The Friend Zone Review by Abby Jimenez
Publication Date: June 11, 2019
This is not going to be a typical review in our typical Words About Words format. I did not have that many points and instead wanted to have more of a discussion on a few topics.
CW: infertility, character death
I went into this book thinking it was going to be a fun romantic comedy that dealt with infertility. I was expecting a book that dealt with serious issues, but with a humorous tone. I love when media is able to deal with sensitive issues well, but also be funny (think of the Brooklyn Nine-Nine episodes that dealt with racial profiling or the #MeToo movement).
In this book we follow Kristen and Josh. Kristen does believe she can have children, while Josh broke up with his last girlfriend because she did not want to have kids. As a result, Kristen is trying not to fall for Josh. But since he is best friends with her best friend’s fiancé they are stuck with each other.
Already, I was a little apprehensive with the title. I mean The Friend Zone is catchy, but I truly do not like the whole thing where men complain about being ‘friendzoned’ and all that. The novel does not fall into this trap and I was pleasantly surprised to see that Josh was okay being friends with Kristin (for the most part).
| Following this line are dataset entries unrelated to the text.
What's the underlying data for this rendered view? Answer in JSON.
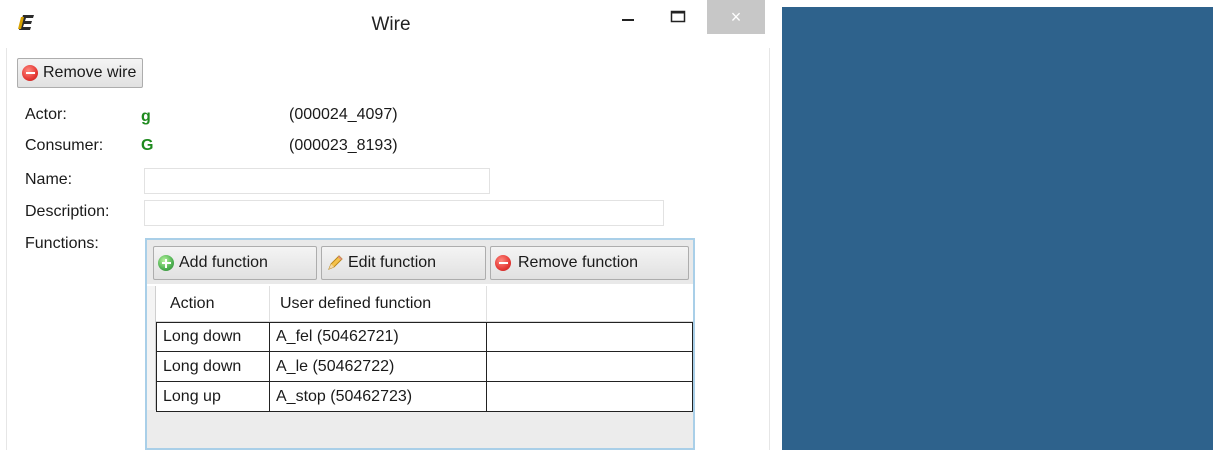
{
  "window": {
    "title": "Wire",
    "icons": {
      "app": "app-e-logo-icon",
      "minimize": "minimize-icon",
      "maximize": "maximize-icon",
      "close": "close-icon"
    },
    "close_glyph": "×"
  },
  "toolbar": {
    "remove_wire_label": "Remove wire"
  },
  "fields": {
    "actor_label": "Actor:",
    "actor_value": "g",
    "actor_id": "(000024_4097)",
    "consumer_label": "Consumer:",
    "consumer_value": "G",
    "consumer_id": "(000023_8193)",
    "name_label": "Name:",
    "name_value": "",
    "description_label": "Description:",
    "description_value": "",
    "functions_label": "Functions:"
  },
  "functions": {
    "add_label": "Add function",
    "edit_label": "Edit function",
    "remove_label": "Remove function",
    "columns": [
      "Action",
      "User defined function"
    ],
    "rows": [
      {
        "action": "Long down",
        "function": "A_fel (50462721)"
      },
      {
        "action": "Long down",
        "function": "A_le (50462722)"
      },
      {
        "action": "Long up",
        "function": "A_stop (50462723)"
      }
    ]
  },
  "colors": {
    "accent_green": "#1f8a1f",
    "background_panel": "#2e628c",
    "selection_border": "#a9cfe8"
  }
}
I LOVED the first 40%. It was exactly what I wanted. We dealt with the series issues and the banter was so much fun. Both Josh and Kristen were great main characters. The humor was fun, and Kristen was hilarious, very honest, and extremely frank at times. I was laughing out loud at points.
The first thing that started bothering me was that Kristen has a boyfriend in the beginning. I guess this was necessary to establish the friend zone aspect, but I do not like love triangles (especially when we clearly know who is going to end up together). I would have liked to spend the time we spent with the boyfriend (I forgot his name) to be spent with either Kristen or Josh and their plots or seeing them interact with their friends more.
I also was so OVER all the miscommunication. Kristen refuses to tell Josh that she can’t have kids and it goes on for way longer than necessary. As a result of her keeping something this big from him, she goes hot and cold with him. I would be okay with this, I mean it is a big part of her life and will change their dynamic, but it is sooooo dragged out. I was getting tired of this and I was not even living it.
Another comment I have seen is that women who do not want children who read this were not okay with how this book makes it seem like women need children to be happy. While reading this, I noticed that there was a lot of focus on Kristen thinking she would never be happy or fulfilled because she can’t have children. I think this would have been fine, if the author clearly stated that this was just how Kristen viewed her future, and not how every woman feels.
What made me upset is the book gets majorly dark at about 60% in. Josh and Kristen have a fight and then suddenly something shocking happens to their friend group and the book takes a different turn. Then the rest of the novel is bittersweet because of this event. I do not have a problem with emotional and heartbreaking stories, but since I had only seen this being promoted as being “funny” and having “cute banter” I did not plan on it taking a dark turn and I was not pleased about this.
I originally was not going to give this a star rating because it felt unfair to rate a book which I had such different expectations for and then get mad that it did not meet those expectations. But, in the end since I feel that my critiques of the miscommunication and love triangle are valid, I will. This is by no means a bad book and if you like romance with some angst and drama, you probably will like this one. I mean it is getting rave reviews and I have only seen two other people with even semi negative reviews of this.
*Thank you so much to Forever Publishing & NetGalley for an eARC in exchange for an honest review*
Goodreads Link: The Friend Zone